**Task to carry out**: Give back each entry exactly as written, apart from the pictures.

**Data provided**:
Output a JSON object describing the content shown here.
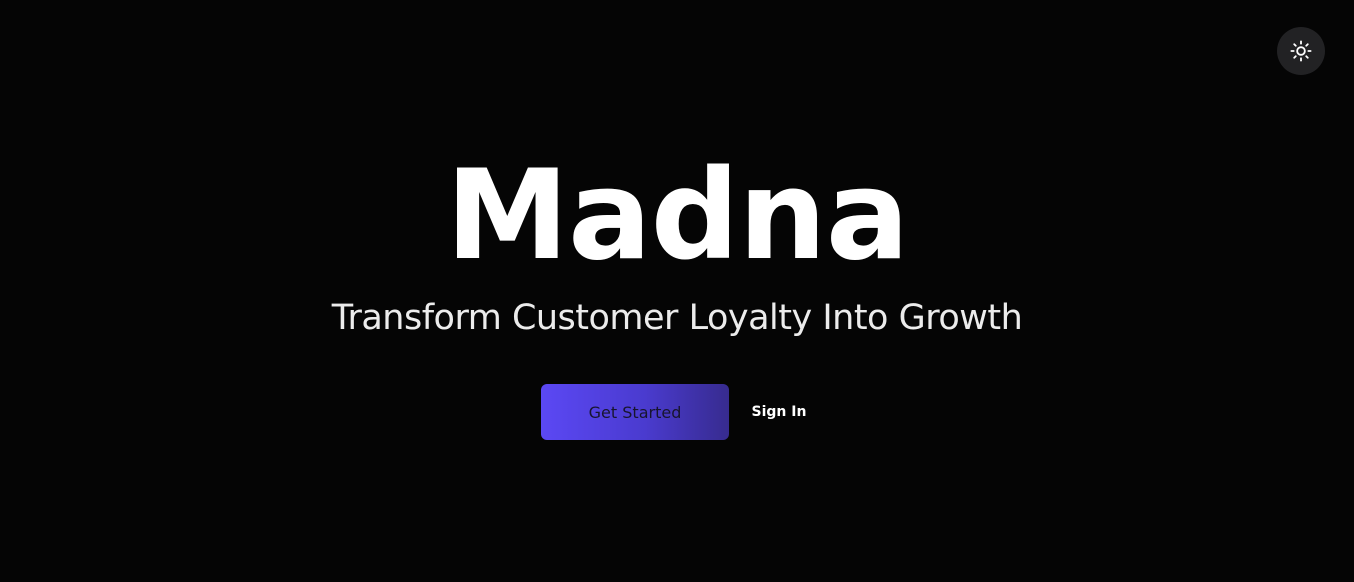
{
  "header": {
    "theme_toggle": {
      "icon": "sun-icon",
      "icon_color": "#ffffff",
      "background": "#222224"
    }
  },
  "hero": {
    "title": "Madna",
    "tagline": "Transform Customer Loyalty Into Growth"
  },
  "actions": {
    "get_started_label": "Get Started",
    "sign_in_label": "Sign In"
  },
  "colors": {
    "background": "#050505",
    "accent_start": "#5b48f4",
    "accent_end": "#372b8f",
    "text": "#ffffff"
  }
}
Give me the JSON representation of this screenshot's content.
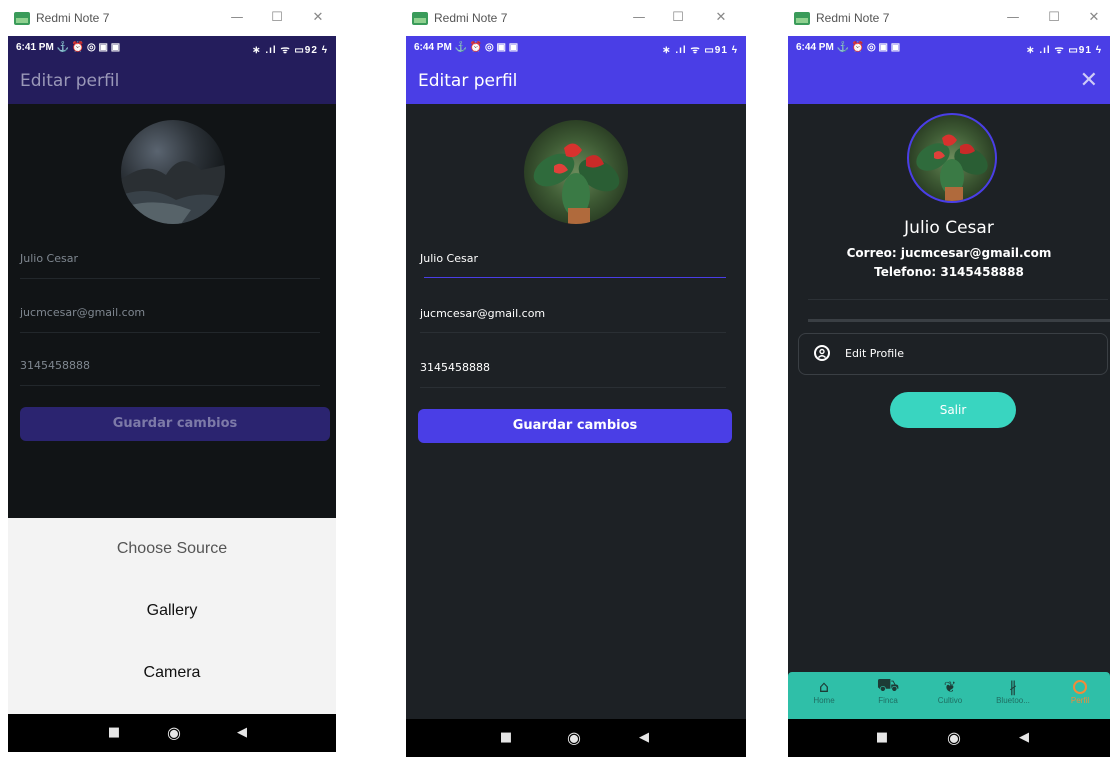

**Exercise response**:
Output a JSON object describing the content shown here.
{
  "header": {
    "theme_toggle": {
      "icon": "sun-icon",
      "icon_color": "#ffffff",
      "background": "#222224"
    }
  },
  "hero": {
    "title": "Madna",
    "tagline": "Transform Customer Loyalty Into Growth"
  },
  "actions": {
    "get_started_label": "Get Started",
    "sign_in_label": "Sign In"
  },
  "colors": {
    "background": "#050505",
    "accent_start": "#5b48f4",
    "accent_end": "#372b8f",
    "text": "#ffffff"
  }
}
Give me the JSON representation of this screenshot's content.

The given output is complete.